by Hans Lindahl
- The Witches in Carpatia
- Script: Donne Avenell
- Art: Carlos Cruz
- First published in Fantomen Nr.11/1989 by Egmont, Scandinavia. Original cover shown on the left, thanks to Phantom Kingdom.
- This story is the 10th in a new series of previously unpublished Semic Classics. For others see #1339, #1341, #1342, #1344, #1345, #1348, #1351, #1355, #1359.
- Message from the Publisher:
A most unusual adventure in this edition! The Witches of Carpatia, written by the late Donne Avenell of England and illustrated by Spaniard Carlos Cruz, touches on some old history, but is essentially set in the present with some vague overtones of Lee Falk's famous female Sky Band gang.
As you will discover, the female, villains in this story, use modern ultralight aircraft to confuse and terrify some villagers in a remote part of Carpatia in Europe.

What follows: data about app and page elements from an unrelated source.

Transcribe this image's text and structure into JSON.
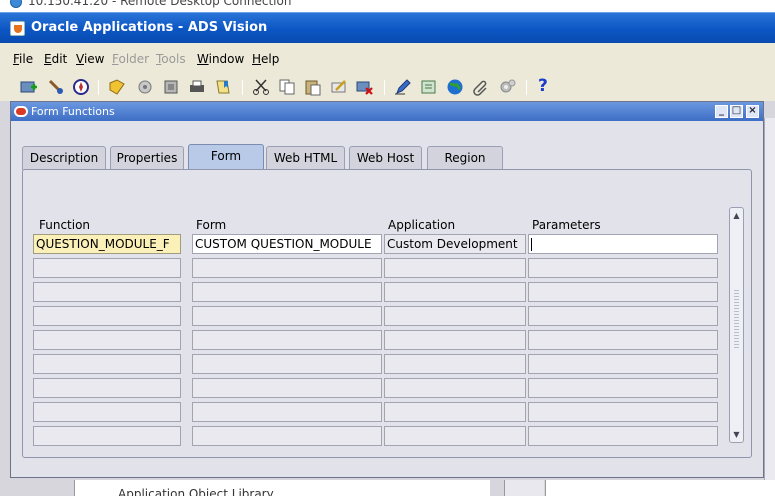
{
  "rdp": {
    "title": "10.150.41.20 - Remote Desktop Connection"
  },
  "app": {
    "title": "Oracle Applications - ADS Vision"
  },
  "menu": [
    {
      "label": "File",
      "enabled": true
    },
    {
      "label": "Edit",
      "enabled": true
    },
    {
      "label": "View",
      "enabled": true
    },
    {
      "label": "Folder",
      "enabled": false
    },
    {
      "label": "Tools",
      "enabled": false
    },
    {
      "label": "Window",
      "enabled": true
    },
    {
      "label": "Help",
      "enabled": true
    }
  ],
  "toolbar": {
    "icons": [
      "new-record-icon",
      "find-icon",
      "navigator-icon",
      "save-icon",
      "switch-responsibility-icon",
      "print-icon",
      "close-form-icon",
      "bookmark-icon",
      "cut-icon",
      "copy-icon",
      "paste-icon",
      "clear-record-icon",
      "delete-record-icon",
      "edit-field-icon",
      "zoom-icon",
      "translations-icon",
      "attachments-icon",
      "folder-tools-icon"
    ],
    "help_label": "?"
  },
  "form": {
    "title": "Form Functions",
    "tabs": [
      {
        "label": "Description",
        "active": false
      },
      {
        "label": "Properties",
        "active": false
      },
      {
        "label": "Form",
        "active": true
      },
      {
        "label": "Web HTML",
        "active": false
      },
      {
        "label": "Web Host",
        "active": false
      },
      {
        "label": "Region",
        "active": false
      }
    ],
    "columns": [
      "Function",
      "Form",
      "Application",
      "Parameters"
    ],
    "rows": [
      {
        "function": "QUESTION_MODULE_F",
        "form": "CUSTOM QUESTION_MODULE",
        "application": "Custom Development",
        "parameters": ""
      },
      {
        "function": "",
        "form": "",
        "application": "",
        "parameters": ""
      },
      {
        "function": "",
        "form": "",
        "application": "",
        "parameters": ""
      },
      {
        "function": "",
        "form": "",
        "application": "",
        "parameters": ""
      },
      {
        "function": "",
        "form": "",
        "application": "",
        "parameters": ""
      },
      {
        "function": "",
        "form": "",
        "application": "",
        "parameters": ""
      },
      {
        "function": "",
        "form": "",
        "application": "",
        "parameters": ""
      },
      {
        "function": "",
        "form": "",
        "application": "",
        "parameters": ""
      },
      {
        "function": "",
        "form": "",
        "application": "",
        "parameters": ""
      }
    ]
  },
  "background": {
    "partial_text": "Application Object Library"
  }
}
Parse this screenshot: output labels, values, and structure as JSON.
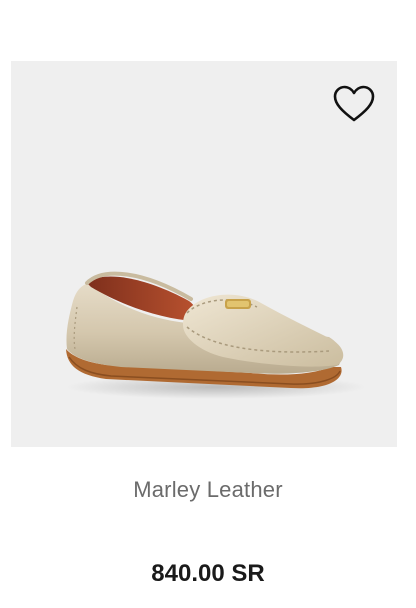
{
  "product": {
    "name": "Marley Leather",
    "price": "840.00 SR",
    "image_alt": "Marley Leather loafer in metallic champagne",
    "wishlist_icon": "heart-outline-icon"
  },
  "colors": {
    "panel_background": "#efefef",
    "name_text": "#6b6b6b",
    "price_text": "#1a1a1a",
    "shoe_leather": "#d8ccb6",
    "shoe_lining": "#a8462a",
    "sole": "#b06a32",
    "hardware": "#c8a24a"
  }
}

That's a nice touch by writer Avenell, but whether the camouflage used would be sufficient to render the fuselage of the ultra lights almost invisible is open to some doubt! Put that question to one side however and the adventure is intriguing.
More intriguing is the actual location of a place or area known as "Carpatia". The closest I can come is the area known as the Carpatii Mountains in Romania in Eastern Europe. One part of the Carpatii mountain range is located in what is still referred to as Transylvania. Now that makes sense! Transylvania is famous, in the fictional sense at least, for its monsters, human vampires and witchcraft! Even in these enlightened times, many remote parts of Europe contain village communities where old beliefs - witchcraft included - are still followed and practised!
[Comment from Guran: To add to the confusion, the town of "Zug" is located about 20km south of Zürich in Switzerland, but in this story it is said to be in Carpatia.]
The Witches of Carpatia was first published in Scandinavia in late 1989 and is one of many from the archives of the Swedish publishing company Egmont, which Frew has obtained to publish in Australia. Old the story may be, but this is the first time it has appeared in a Frew edition.
Our next issue (#1365) will go on sale on 3 October and will be a 100-page special. Contrary to what I expected, the current Sunday story appearing in the United States, will now finish outside our deadline date and will be held over, possibly for this year's Christmas Special.
The story - Terror in Mawitaan is easily the best yet created by new Sunday artist Graham Nolan and it is a pity we cannot include it in #1365.
There will still be plenty of excitement, because to back up the now completed American daily, The Hit Men, will be three Lee Falk classics, The Goggle-Eye Pirates, with art by Wilson McCoy and The Mystery of Wamba Falls Inn and The Man-Thing by the great Sy Barry.
All the classics have been out of print for some 15-16 years and it is high time we brought them back in their original entirety. The Goggle-Eye Pirates is a special favourite of mine and and a fine example of Wilson McCoy's Sunday art when he was at the peak of his powers.
[Comment from Guran: Jim seems to have forgotten that Frew reprinted The Goggle-Eye Pirates in complete form in #1280 only 3 years ago.]
The two Sy Barry stories are especially interesting, because Wamba Falls was drawn in 1965 and Man-Thing in 1988. You will find it fascinating to compare Sy's work on the two stories, because in the 23odd years which separated the two stories, Sy's style changed quite remarkably. I lean more towards his 1988 approach, because by then he had perfected The Phantom as a man of mystery and had emerged as one of the finest jungle scene illustrators in the comic world.
Sy took over the responsibility for The Phantom in 1961 and when he retired in 1994, had posted a remarkable association of 33 years with Lee Falk and The Ghost Who Walks.